Phil Heck was asked to share his writing, “The Dream,” in which he and several other people, whom he did not know, were fellow passengers on a train. After arriving at a station in the middle of nowhere, they walked without speaking over a barren landscape until they reached a strange-looking rock formation. Still without speaking, they followed a passage leading to an underground chamber and came upon a door. The dream ends. Heck challenged the others to come up with their own ideas of what lies beyond that door.

The group assignment had been to write about a happy or sad experience. Carol Newberry wrote about her beloved Gramma who had died. Now, whenever she looks at her reflection in the mirror, Newberry sees her Gramma looking back at her. Heredity determines which family members we take after, and it is Newberry’s theory that her blood comes from her dad and her vision problems come from her mom, but she thanks her “rockin” Gramma for her looks.

Marilyn Clarke wrote about a scary experience, the details of which are best forgotten.

Sue Underwood’s experience took place during the blizzard of 1950 in rural West Virginia, where snow got up to over three feet deep. Isolated from the outside world, with no power, and running low on wood to keep a fire burning, it was a question of survival. “Harrowing” might describe it best.

Patrecia Gray reviewed her list of cliches before discussing the difference between Happiness and Joy. What gives her happiness includes getting inside God’s Word, sharing Jesus with her radio program, and traveling and seeing new places and people. Happiness is temporary. Once a person experiences the love of God, they are filled with Joy, and that is permanent.

April Pyles distributed her list of cliches and her assignment on what happiness meant to her, such as the anticipation leading up to Christmas when she was a child, and all the joy of celebration that took place on Christmas Day itself. Now, a lot of her happiness comes from remembering those times when the family circle was still unbroken.
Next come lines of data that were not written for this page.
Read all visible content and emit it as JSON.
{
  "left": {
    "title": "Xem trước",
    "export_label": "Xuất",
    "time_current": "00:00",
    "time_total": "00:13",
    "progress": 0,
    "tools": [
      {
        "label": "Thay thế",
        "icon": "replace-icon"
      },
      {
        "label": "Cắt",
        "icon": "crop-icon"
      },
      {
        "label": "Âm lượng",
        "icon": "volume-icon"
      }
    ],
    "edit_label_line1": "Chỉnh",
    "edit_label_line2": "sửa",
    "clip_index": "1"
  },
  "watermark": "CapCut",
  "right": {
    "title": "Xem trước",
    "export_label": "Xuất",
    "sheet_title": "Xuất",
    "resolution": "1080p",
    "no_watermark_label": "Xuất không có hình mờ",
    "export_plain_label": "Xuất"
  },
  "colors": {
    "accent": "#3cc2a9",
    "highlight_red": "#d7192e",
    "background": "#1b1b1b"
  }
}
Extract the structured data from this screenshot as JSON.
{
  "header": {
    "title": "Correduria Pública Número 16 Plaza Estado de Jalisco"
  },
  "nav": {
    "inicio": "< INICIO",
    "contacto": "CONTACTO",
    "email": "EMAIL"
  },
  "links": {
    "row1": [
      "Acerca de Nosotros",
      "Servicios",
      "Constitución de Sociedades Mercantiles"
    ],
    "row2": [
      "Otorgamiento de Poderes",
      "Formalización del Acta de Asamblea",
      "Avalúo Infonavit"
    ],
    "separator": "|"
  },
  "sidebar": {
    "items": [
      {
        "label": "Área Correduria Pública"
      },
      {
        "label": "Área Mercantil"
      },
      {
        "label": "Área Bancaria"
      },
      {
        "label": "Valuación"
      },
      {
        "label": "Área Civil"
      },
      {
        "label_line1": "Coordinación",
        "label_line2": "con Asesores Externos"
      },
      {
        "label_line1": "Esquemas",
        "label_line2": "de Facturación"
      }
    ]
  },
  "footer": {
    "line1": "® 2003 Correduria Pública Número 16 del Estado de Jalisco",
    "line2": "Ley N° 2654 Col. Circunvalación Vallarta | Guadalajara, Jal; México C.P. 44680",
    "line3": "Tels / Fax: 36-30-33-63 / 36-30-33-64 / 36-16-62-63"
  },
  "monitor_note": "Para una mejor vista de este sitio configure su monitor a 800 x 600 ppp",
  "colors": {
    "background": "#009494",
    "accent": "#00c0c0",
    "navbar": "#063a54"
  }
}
Clarke suggested that the assignment for next time might be to write a quick impression of something seen or heard.

The Point Pleasant Writers Guild meets noon to 2 p.m. on the first and third Wednesdays of the month at the Mason County Library. All writers are welcome to attend.

Submitted by April Pyles.